When learning this a few weeks back during my daily study of Talmud, I couldn’t help and think about this month of holidays and the Jews who come through our Bozeman doors to experience a dose of G-d. The Rebbe taught this but I see it in real-life every day: souls are always on fire and always connected. They may run, run even far away, but they can’t hide, not only can’t they hide from their Chabad Rabbi and Rebbetzin but they can’t hide from themselves, from their G-dly core. When they reach a point in life where they can’t see their nest anymore, they too know that it’s time to quench their spiritual thirst with something real, something that talks the language of the Jewish soul, something essential.
There’s a song I heard as a Yeshiva student that brings this idea to life. Back in the time when the “enlightenment” Haskala movement was rampant in eastern Europe, especially in the 19th century, many young religious Jews were swept into this poisoned ideology and sadly distanced themselves from their Father in Heaven and the Torah He gifted us. During that time there was “authentic” enlightened Jews and, as it turns out, “inauthentic” newcomer enlightened Jews who were trying it out, but hadn’t yet bought into it hook, line and sinker. In the song that I ingested at a late-night Chassidic Farbrengen, the lyrics describe a child singing about his experience at the “new” Cheder, his new enlightened school, how the teachers seemed real at first, but something isn’t right, at the gut level something is severely off, and he doesn’t feel at home. He missed the warmth and tradition at his old Cheder as he is constantly told by the enlightened classmates “go back to your old Cheder”, you don’t fit in here.
I yearn for my Cheder. Tishrei is a time to come back to the Cheder.
A Jew, whether with Buddhists in Dharamsala or with Yogis in Costa Rica, whether with Sufi dancers in Santa Fe or Scientologists on Venice Beach, will always want to come home. A Jew will never allow themselves to run so far to the point where they can’t see their birthplace nest anymore. The Rebbe inspired me to take the Shofar to Bozeman’s Main Street, take the Lulav and Esrog to the Montana State University Campus, take the joy of Simchas Torah to the unaffiliated and uninitiated souls of the Wild West. Don’t question the power of the Neshama, the holy Jewish soul, offer it illuminated spirit and depth and the soul will gravitate towards the offering and will grab it. It’s the role each of us plays in these final dark moments of Galut, of exile, to brighten our world, make the home nest visible and welcoming and ensure that the holidays of coronation, atonement, joy and oneness aren’t kept to the few who know but is shared by all those who belong.
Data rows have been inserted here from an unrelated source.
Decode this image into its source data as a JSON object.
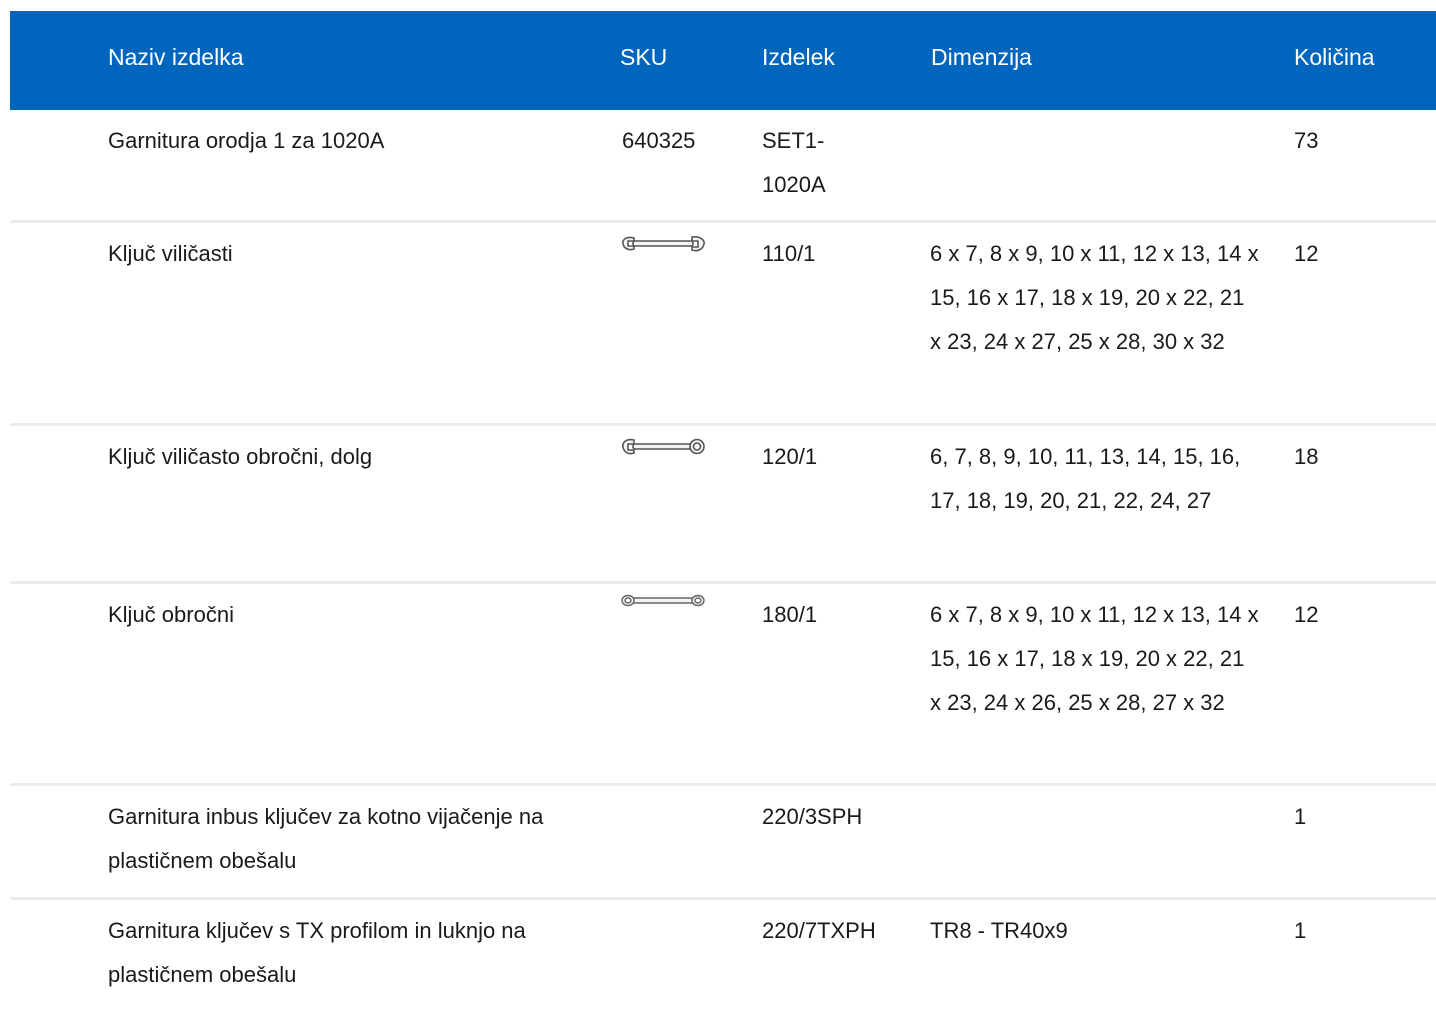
{
  "table": {
    "headers": {
      "name": "Naziv izdelka",
      "sku": "SKU",
      "item": "Izdelek",
      "dimension": "Dimenzija",
      "quantity": "Količina"
    },
    "rows": [
      {
        "name": "Garnitura orodja 1 za 1020A",
        "sku": "640325",
        "item": "SET1-\n1020A",
        "dimension": "",
        "quantity": "73",
        "icon": ""
      },
      {
        "name": "Ključ viličasti",
        "sku": "",
        "item": "110/1",
        "dimension": "6 x 7, 8 x 9, 10 x 11, 12 x 13, 14 x 15, 16 x 17, 18 x 19, 20 x 22, 21 x 23, 24 x 27, 25 x 28, 30 x 32",
        "quantity": "12",
        "icon": "open-end-wrench-icon"
      },
      {
        "name": "Ključ viličasto obročni, dolg",
        "sku": "",
        "item": "120/1",
        "dimension": "6, 7, 8, 9, 10, 11, 13, 14, 15, 16, 17, 18, 19, 20, 21, 22, 24, 27",
        "quantity": "18",
        "icon": "combination-wrench-icon"
      },
      {
        "name": "Ključ obročni",
        "sku": "",
        "item": "180/1",
        "dimension": "6 x 7, 8 x 9, 10 x 11, 12 x 13, 14 x 15, 16 x 17, 18 x 19, 20 x 22, 21 x 23, 24 x 26, 25 x 28, 27 x 32",
        "quantity": "12",
        "icon": "ring-wrench-icon"
      },
      {
        "name": "Garnitura inbus ključev za kotno vijačenje na plastičnem obešalu",
        "sku": "",
        "item": "220/3SPH",
        "dimension": "",
        "quantity": "1",
        "icon": ""
      },
      {
        "name": "Garnitura ključev s TX profilom in luknjo na plastičnem obešalu",
        "sku": "",
        "item": "220/7TXPH",
        "dimension": "TR8 - TR40x9",
        "quantity": "1",
        "icon": ""
      }
    ]
  },
  "colors": {
    "header_bg": "#0066bd",
    "header_text": "#ffffff",
    "divider": "#ececec"
  }
}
There is a Chabad oldie that ends with these words “He discusses Yiddishkeit All through the night, But he cries, I don’t belong, I am too far gone. The Shliach (Rabbi) says, not true, Hagam shechoto Yisroel hu (you’re always a Jew even if you sinned), No matter where you may roam, You can always come back home.”
You can always come back home!
From Bozeman to Los Angeles, I wish you a Good Yom Tov, Chag Sameach!
Rabbi Chaim Bruk is co-CEO, along with his wife Chavie, of Chabad Lubavitch of Montana